In many ways an interview has similarities to an academic examination. Candidates have to answer a series of questions and are scored on the accuracy and detail given in their responses.
One major difference between an academic examination and an interview is that in most cases on academic examinations the examined individual knows how many points can be scored from each question. Interviews are not so kind. During my years in recruitment I have witnessed many cases whereby a candidate will major on a question which carries minor importance to the hiring manager. Often the temptation is to talk as much as you can about your strongest skills, this may not be what the client is looking for and has led to many well qualified candidates missing out on jobs that they should have secured.
What is the answer to this problem?
Firstly I would advise candidates to speak to their recruitment agent before the interview and ask what are the most important aspects of the job specification from the clients perspective? Clients will typically impress the two or three ‘must have’ qualities upon a recruiter in order that an accurate short list is produced. Preparing information around these aspects and being ready for these questions is a key to success.

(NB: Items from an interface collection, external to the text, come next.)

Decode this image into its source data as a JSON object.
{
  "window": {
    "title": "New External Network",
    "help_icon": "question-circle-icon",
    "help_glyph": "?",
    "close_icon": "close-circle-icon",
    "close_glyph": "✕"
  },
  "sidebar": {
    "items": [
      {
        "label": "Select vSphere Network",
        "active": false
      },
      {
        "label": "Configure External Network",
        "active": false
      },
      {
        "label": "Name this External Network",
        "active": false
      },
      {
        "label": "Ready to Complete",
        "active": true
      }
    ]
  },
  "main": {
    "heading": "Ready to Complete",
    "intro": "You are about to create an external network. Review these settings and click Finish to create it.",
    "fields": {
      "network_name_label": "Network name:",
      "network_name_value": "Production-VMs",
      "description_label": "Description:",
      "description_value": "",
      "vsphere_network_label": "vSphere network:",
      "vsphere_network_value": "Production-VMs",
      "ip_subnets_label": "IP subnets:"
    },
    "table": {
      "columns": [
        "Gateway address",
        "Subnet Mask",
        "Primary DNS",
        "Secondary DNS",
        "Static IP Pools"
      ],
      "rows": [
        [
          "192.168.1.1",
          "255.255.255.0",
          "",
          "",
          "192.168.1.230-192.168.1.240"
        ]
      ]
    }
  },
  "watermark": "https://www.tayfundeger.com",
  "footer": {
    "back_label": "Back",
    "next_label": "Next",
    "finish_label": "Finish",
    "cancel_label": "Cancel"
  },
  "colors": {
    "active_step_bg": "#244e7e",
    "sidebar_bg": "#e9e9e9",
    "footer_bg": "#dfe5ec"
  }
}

Secondly I recommend that candidates aim to offer a concise accurate answer to each question containing some form of tangible information where possible. Finish each answer by asking if the interviewer would like a more detailed description of what you have just stated. Think of plenty of ways to phrase this invitation for an expanded answer so that you do not sound like a parrot.
Finally, learn to read the interviewers body language to help you to identify whether your answer is stimulating positive engagement or not. It is human nature to give away tell tale signs of disinterest, picking up on these can help you as a candidate to steer away from the subject in hand and move on to what is important to your potential employer.
There are many other considerations that you may take when deciding on how to approach each question and I have just skimmed the surface in this article. The most important thing to remember is that the interviewer’s desires and needs are your key to impressing them, identifying these factors and avoiding subjects of non interest will give you a great advantage.
Since 2007 Ronin has specialised in the recruitment of Procurement, Supply Chain and Commercial Management professionals. Our focus is on offering a consistent approach with more details and value than that offered by our competitors. We achieve this A* service with our Six Step recruitment process and by pioneering the use of online Video and Competency assessments for both interim and permanent assignments.